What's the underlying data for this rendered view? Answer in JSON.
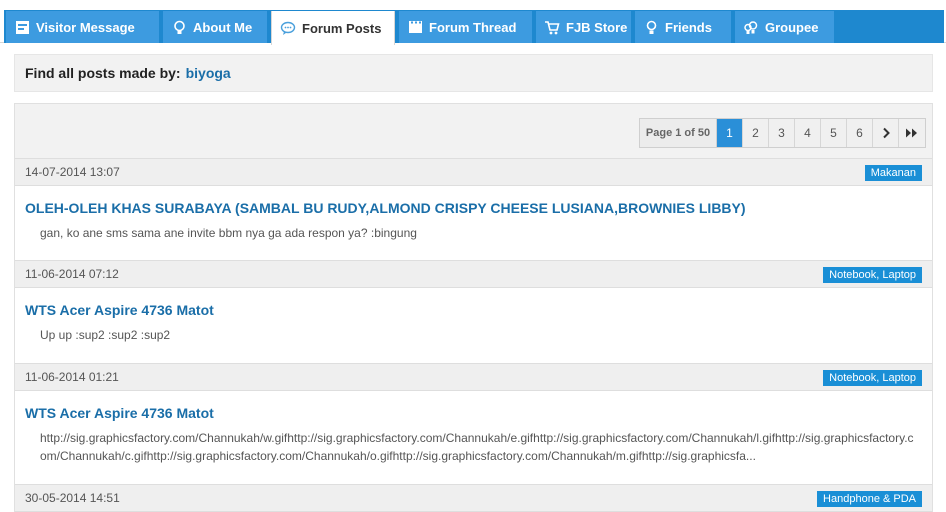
{
  "tabs": [
    {
      "id": "visitor",
      "label": "Visitor Message",
      "icon": "visitor-message-icon",
      "active": false
    },
    {
      "id": "about",
      "label": "About Me",
      "icon": "about-me-icon",
      "active": false
    },
    {
      "id": "posts",
      "label": "Forum Posts",
      "icon": "speech-bubble-icon",
      "active": true
    },
    {
      "id": "thread",
      "label": "Forum Thread",
      "icon": "film-icon",
      "active": false
    },
    {
      "id": "store",
      "label": "FJB Store",
      "icon": "cart-icon",
      "active": false
    },
    {
      "id": "friends",
      "label": "Friends",
      "icon": "person-icon",
      "active": false
    },
    {
      "id": "groupee",
      "label": "Groupee",
      "icon": "group-icon",
      "active": false
    }
  ],
  "header": {
    "label": "Find all posts made by:",
    "username": "biyoga"
  },
  "pagination": {
    "info": "Page 1 of 50",
    "pages": [
      "1",
      "2",
      "3",
      "4",
      "5",
      "6"
    ],
    "current": "1",
    "next": "›",
    "last": "»"
  },
  "posts": [
    {
      "date": "14-07-2014 13:07",
      "category": "Makanan",
      "title": "OLEH-OLEH KHAS SURABAYA (SAMBAL BU RUDY,ALMOND CRISPY CHEESE LUSIANA,BROWNIES LIBBY)",
      "message": "gan, ko ane sms sama ane invite bbm nya ga ada respon ya? :bingung"
    },
    {
      "date": "11-06-2014 07:12",
      "category": "Notebook, Laptop",
      "title": "WTS Acer Aspire 4736 Matot",
      "message": "Up up :sup2 :sup2 :sup2"
    },
    {
      "date": "11-06-2014 01:21",
      "category": "Notebook, Laptop",
      "title": "WTS Acer Aspire 4736 Matot",
      "message": "http://sig.graphicsfactory.com/Channukah/w.gifhttp://sig.graphicsfactory.com/Channukah/e.gifhttp://sig.graphicsfactory.com/Channukah/l.gifhttp://sig.graphicsfactory.com/Channukah/c.gifhttp://sig.graphicsfactory.com/Channukah/o.gifhttp://sig.graphicsfactory.com/Channukah/m.gifhttp://sig.graphicsfa..."
    },
    {
      "date": "30-05-2014 14:51",
      "category": "Handphone & PDA"
    }
  ]
}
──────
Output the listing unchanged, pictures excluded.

What's the underlying data for this rendered view? Answer in JSON.
{
  "tabs": [
    {
      "id": "visitor",
      "label": "Visitor Message",
      "icon": "visitor-message-icon",
      "active": false
    },
    {
      "id": "about",
      "label": "About Me",
      "icon": "about-me-icon",
      "active": false
    },
    {
      "id": "posts",
      "label": "Forum Posts",
      "icon": "speech-bubble-icon",
      "active": true
    },
    {
      "id": "thread",
      "label": "Forum Thread",
      "icon": "film-icon",
      "active": false
    },
    {
      "id": "store",
      "label": "FJB Store",
      "icon": "cart-icon",
      "active": false
    },
    {
      "id": "friends",
      "label": "Friends",
      "icon": "person-icon",
      "active": false
    },
    {
      "id": "groupee",
      "label": "Groupee",
      "icon": "group-icon",
      "active": false
    }
  ],
  "header": {
    "label": "Find all posts made by:",
    "username": "biyoga"
  },
  "pagination": {
    "info": "Page 1 of 50",
    "pages": [
      "1",
      "2",
      "3",
      "4",
      "5",
      "6"
    ],
    "current": "1",
    "next": "›",
    "last": "»"
  },
  "posts": [
    {
      "date": "14-07-2014 13:07",
      "category": "Makanan",
      "title": "OLEH-OLEH KHAS SURABAYA (SAMBAL BU RUDY,ALMOND CRISPY CHEESE LUSIANA,BROWNIES LIBBY)",
      "message": "gan, ko ane sms sama ane invite bbm nya ga ada respon ya? :bingung"
    },
    {
      "date": "11-06-2014 07:12",
      "category": "Notebook, Laptop",
      "title": "WTS Acer Aspire 4736 Matot",
      "message": "Up up :sup2 :sup2 :sup2"
    },
    {
      "date": "11-06-2014 01:21",
      "category": "Notebook, Laptop",
      "title": "WTS Acer Aspire 4736 Matot",
      "message": "http://sig.graphicsfactory.com/Channukah/w.gifhttp://sig.graphicsfactory.com/Channukah/e.gifhttp://sig.graphicsfactory.com/Channukah/l.gifhttp://sig.graphicsfactory.com/Channukah/c.gifhttp://sig.graphicsfactory.com/Channukah/o.gifhttp://sig.graphicsfactory.com/Channukah/m.gifhttp://sig.graphicsfa..."
    },
    {
      "date": "30-05-2014 14:51",
      "category": "Handphone & PDA"
    }
  ]
}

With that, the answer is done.